Head and Neck Cancer


Head and Neck Cancer is a collection of cancers of different disease sites mainly associated with the upper airway and upper digestive tract. These sites include the oral cavity (mouth), oropharynx (throat), salivary glands, sinuses, nasal cavity, larynx (voicebox), thyroid gland, and the neck. Approximately 35,000 men and women will be diagnosed with cancer of the oral cavity and pharynx this year. Although these cancers are categorized together, different disease sites exhibit different behavior.

Cancers of the head and neck are directly related to tobacco use and alcohol consumption. There also is an association between the HPV virus and oropharynx cancers as well as the Epstein-Barr virus and nasopharynx cancer.

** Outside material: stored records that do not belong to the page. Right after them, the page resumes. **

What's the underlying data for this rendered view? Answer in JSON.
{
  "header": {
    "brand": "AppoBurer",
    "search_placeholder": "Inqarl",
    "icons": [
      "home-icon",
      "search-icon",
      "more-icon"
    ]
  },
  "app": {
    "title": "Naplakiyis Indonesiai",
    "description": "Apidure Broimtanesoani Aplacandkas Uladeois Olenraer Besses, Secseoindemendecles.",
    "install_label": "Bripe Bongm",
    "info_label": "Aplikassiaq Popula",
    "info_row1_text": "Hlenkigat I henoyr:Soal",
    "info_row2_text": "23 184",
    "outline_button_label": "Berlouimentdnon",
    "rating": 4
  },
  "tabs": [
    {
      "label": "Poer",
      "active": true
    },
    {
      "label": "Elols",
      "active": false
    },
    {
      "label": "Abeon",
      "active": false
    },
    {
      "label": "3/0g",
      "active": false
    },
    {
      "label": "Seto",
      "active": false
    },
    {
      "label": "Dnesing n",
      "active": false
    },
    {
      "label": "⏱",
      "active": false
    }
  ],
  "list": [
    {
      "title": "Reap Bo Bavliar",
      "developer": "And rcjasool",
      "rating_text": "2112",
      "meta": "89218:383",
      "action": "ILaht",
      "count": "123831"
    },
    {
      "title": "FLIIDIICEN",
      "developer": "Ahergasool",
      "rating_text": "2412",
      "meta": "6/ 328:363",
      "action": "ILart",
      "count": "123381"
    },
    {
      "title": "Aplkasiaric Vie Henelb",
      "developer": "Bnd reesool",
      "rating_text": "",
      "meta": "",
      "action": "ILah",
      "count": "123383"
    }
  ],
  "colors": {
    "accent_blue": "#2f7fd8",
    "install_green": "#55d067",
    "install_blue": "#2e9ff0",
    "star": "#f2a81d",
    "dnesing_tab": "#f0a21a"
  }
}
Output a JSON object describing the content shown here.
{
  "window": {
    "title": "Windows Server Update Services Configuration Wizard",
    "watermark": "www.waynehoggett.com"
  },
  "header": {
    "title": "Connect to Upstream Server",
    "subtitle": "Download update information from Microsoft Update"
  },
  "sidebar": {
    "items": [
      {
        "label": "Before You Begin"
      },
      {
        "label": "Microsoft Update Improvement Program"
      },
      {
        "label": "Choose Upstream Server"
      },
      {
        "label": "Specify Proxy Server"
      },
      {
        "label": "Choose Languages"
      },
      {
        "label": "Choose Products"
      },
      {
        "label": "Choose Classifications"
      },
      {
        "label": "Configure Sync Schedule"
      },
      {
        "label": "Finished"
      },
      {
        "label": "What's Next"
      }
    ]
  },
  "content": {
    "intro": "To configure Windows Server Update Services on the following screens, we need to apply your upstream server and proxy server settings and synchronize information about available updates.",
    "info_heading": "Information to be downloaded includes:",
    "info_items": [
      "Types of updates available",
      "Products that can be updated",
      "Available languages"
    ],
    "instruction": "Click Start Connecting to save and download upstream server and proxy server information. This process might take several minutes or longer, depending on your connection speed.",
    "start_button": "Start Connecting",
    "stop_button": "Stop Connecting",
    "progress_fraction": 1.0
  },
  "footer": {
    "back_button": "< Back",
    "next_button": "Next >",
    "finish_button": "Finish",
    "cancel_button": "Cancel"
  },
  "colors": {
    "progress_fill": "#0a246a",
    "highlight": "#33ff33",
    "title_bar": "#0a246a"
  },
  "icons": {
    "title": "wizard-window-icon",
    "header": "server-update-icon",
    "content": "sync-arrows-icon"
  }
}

The natural history of head and neck cancer is interesting. These cancers develop at a primary site and then usually spread to draining lymph nodes in the neck. These cancers can stay in the head and neck region for long periods of time before they spread to other parts of the body. This aspect of head and neck cancer allows for effective use of local treatments such as surgery and radiation therapy.


Treatment for head and neck cancers is decided on an individual basis using a multidisciplinary approach. Surgery or radiation therapy alone can be used for early cancers, while a combination of radiation therapy, surgery, and chemotherapy can be used for more advanced tumors.

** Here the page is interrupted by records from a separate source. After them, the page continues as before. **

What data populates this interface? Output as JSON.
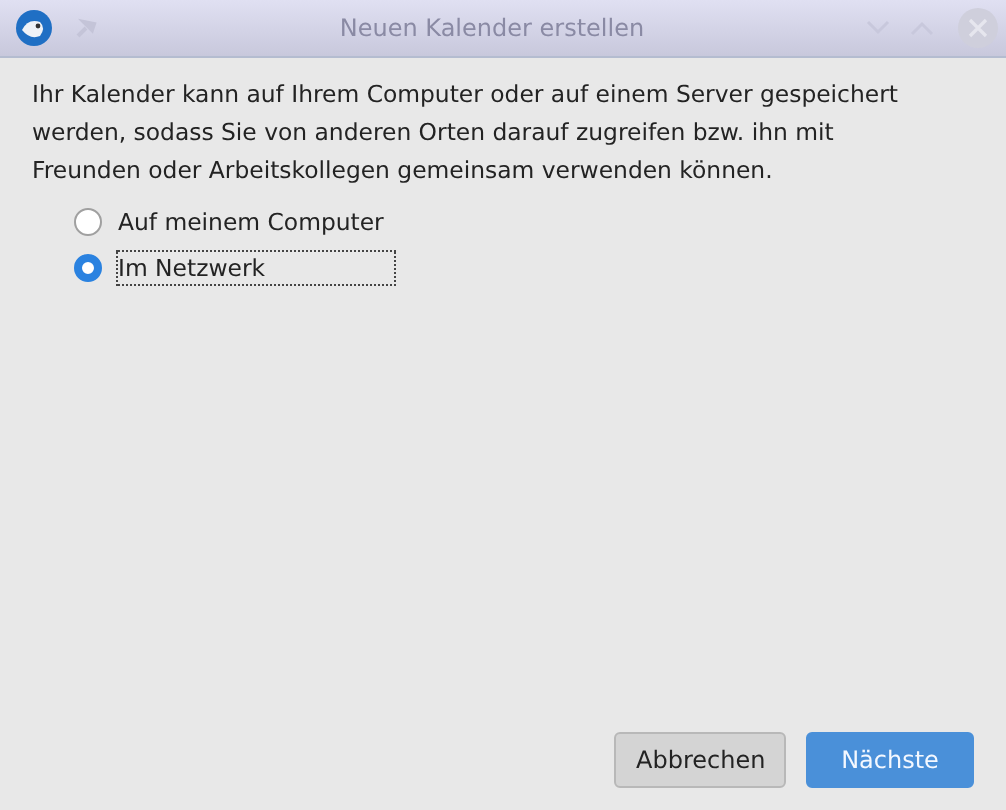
{
  "window": {
    "title": "Neuen Kalender erstellen"
  },
  "description": "Ihr Kalender kann auf Ihrem Computer oder auf einem Server gespeichert werden, sodass Sie von anderen Orten darauf zugreifen bzw. ihn mit Freunden oder Arbeitskollegen gemeinsam verwenden können.",
  "options": [
    {
      "label": "Auf meinem Computer",
      "selected": false,
      "focused": false
    },
    {
      "label": "Im Netzwerk",
      "selected": true,
      "focused": true
    }
  ],
  "buttons": [
    {
      "label": "Abbrechen",
      "kind": "secondary"
    },
    {
      "label": "Nächste",
      "kind": "primary"
    }
  ]
}
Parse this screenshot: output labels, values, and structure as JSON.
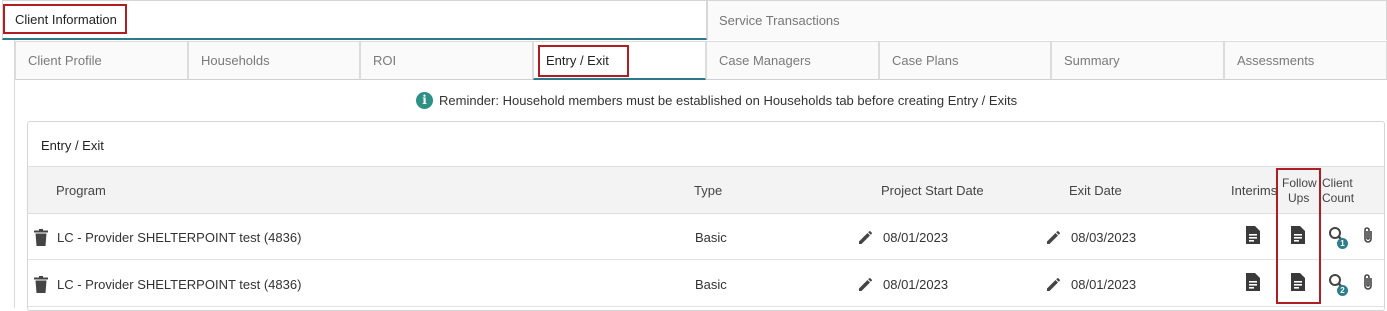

Special attention is given to quality of life issues while planning treatment. Very important and sensitive functions are performed in the head and neck region. These include swallowing, speaking, taste, as well as mouth and throat lubrication. These functions can be impacted by both the cancers and treatments.
Conventional radiation therapy to the head and neck typically results in a permanent dry mouth, a condition called xerostomia. Fortunately, with the development of IMRT (intensity-modulated radiation therapy), the occurrence and level of xerostomia has dramatically improved. All of our centers have IMRT capability, as well as experience using this type of radiation to treat head and neck cancers.

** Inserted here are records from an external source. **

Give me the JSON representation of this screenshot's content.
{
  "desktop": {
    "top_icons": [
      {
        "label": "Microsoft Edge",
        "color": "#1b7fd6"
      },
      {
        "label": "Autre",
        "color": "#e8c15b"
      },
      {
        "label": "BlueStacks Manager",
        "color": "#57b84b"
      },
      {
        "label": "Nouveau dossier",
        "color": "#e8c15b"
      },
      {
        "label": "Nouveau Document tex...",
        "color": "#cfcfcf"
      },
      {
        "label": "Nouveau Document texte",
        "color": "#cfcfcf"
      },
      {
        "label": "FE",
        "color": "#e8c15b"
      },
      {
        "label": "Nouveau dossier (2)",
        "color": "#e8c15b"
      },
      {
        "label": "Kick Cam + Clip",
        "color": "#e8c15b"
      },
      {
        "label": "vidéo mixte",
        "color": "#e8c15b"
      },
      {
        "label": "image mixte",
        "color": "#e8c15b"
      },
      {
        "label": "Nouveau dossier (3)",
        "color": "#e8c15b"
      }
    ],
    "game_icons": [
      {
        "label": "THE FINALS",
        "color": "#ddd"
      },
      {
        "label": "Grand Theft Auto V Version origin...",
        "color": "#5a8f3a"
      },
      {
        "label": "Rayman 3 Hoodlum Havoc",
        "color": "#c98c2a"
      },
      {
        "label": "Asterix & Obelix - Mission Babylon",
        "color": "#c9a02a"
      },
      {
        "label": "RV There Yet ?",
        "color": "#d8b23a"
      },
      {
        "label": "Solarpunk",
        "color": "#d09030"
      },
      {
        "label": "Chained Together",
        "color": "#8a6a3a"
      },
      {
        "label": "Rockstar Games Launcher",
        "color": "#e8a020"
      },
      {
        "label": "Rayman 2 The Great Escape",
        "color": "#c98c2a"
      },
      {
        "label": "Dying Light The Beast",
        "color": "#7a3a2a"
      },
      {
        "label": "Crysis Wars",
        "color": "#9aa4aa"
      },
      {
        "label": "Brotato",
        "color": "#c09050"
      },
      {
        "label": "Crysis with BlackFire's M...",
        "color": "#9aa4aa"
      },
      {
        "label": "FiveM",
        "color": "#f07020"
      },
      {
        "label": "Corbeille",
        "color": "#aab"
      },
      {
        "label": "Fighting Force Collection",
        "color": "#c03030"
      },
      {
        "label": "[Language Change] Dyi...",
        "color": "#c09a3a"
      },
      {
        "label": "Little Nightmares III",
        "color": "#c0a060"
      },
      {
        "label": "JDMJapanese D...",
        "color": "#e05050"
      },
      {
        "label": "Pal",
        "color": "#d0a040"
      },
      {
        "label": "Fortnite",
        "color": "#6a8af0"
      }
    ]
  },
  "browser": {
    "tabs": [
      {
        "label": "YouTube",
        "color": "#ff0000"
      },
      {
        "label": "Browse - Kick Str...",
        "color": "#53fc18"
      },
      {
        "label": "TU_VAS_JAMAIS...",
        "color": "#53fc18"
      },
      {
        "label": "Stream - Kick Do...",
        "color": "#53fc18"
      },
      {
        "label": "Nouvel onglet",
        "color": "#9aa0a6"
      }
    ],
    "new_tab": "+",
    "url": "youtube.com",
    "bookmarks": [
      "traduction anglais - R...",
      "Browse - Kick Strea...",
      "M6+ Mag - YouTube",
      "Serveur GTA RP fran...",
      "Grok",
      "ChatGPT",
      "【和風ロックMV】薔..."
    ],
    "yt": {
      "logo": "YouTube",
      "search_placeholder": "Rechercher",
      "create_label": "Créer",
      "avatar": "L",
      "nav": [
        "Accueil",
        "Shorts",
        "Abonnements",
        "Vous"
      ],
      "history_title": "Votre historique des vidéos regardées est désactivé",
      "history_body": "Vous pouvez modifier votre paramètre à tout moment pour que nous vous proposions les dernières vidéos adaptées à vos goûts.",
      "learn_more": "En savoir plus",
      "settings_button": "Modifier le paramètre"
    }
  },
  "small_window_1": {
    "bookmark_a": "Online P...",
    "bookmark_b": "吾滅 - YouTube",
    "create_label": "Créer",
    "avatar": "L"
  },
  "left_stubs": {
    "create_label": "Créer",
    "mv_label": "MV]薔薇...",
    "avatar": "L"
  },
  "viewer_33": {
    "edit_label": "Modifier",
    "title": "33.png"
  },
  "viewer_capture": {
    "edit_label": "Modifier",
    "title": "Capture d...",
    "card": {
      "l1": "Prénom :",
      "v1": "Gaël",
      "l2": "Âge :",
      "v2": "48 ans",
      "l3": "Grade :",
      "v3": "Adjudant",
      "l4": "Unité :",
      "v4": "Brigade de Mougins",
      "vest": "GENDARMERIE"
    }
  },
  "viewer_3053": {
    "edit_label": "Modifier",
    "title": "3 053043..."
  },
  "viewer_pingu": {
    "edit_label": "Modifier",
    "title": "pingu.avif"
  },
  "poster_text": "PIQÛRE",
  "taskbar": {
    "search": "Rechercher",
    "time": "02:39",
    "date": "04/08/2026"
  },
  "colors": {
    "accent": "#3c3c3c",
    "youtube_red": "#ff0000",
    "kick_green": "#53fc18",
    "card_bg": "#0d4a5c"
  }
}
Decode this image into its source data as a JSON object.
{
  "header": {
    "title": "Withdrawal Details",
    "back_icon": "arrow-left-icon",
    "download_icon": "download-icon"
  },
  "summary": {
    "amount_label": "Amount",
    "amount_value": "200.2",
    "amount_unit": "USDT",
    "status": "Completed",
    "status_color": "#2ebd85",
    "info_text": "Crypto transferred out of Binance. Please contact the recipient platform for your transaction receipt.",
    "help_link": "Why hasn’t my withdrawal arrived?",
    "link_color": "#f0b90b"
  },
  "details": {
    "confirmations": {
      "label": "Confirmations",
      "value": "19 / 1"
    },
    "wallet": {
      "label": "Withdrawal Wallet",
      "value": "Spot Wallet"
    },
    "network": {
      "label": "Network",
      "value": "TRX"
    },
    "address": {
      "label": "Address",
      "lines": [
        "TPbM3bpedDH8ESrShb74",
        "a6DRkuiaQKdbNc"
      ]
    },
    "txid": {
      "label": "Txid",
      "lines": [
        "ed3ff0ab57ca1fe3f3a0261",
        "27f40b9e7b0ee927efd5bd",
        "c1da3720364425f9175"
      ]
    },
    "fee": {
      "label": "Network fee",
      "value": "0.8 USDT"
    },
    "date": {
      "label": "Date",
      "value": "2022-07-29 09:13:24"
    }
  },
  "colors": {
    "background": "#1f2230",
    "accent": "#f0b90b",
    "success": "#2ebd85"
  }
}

A multidisciplinary approach to head and neck cancer is very important. Also important are support services such as nutritionists and social workers, who are available in all of our centers. We also work closely with dental specialists familiar with radiation therapy in order to avoid dental problems during and after treatment.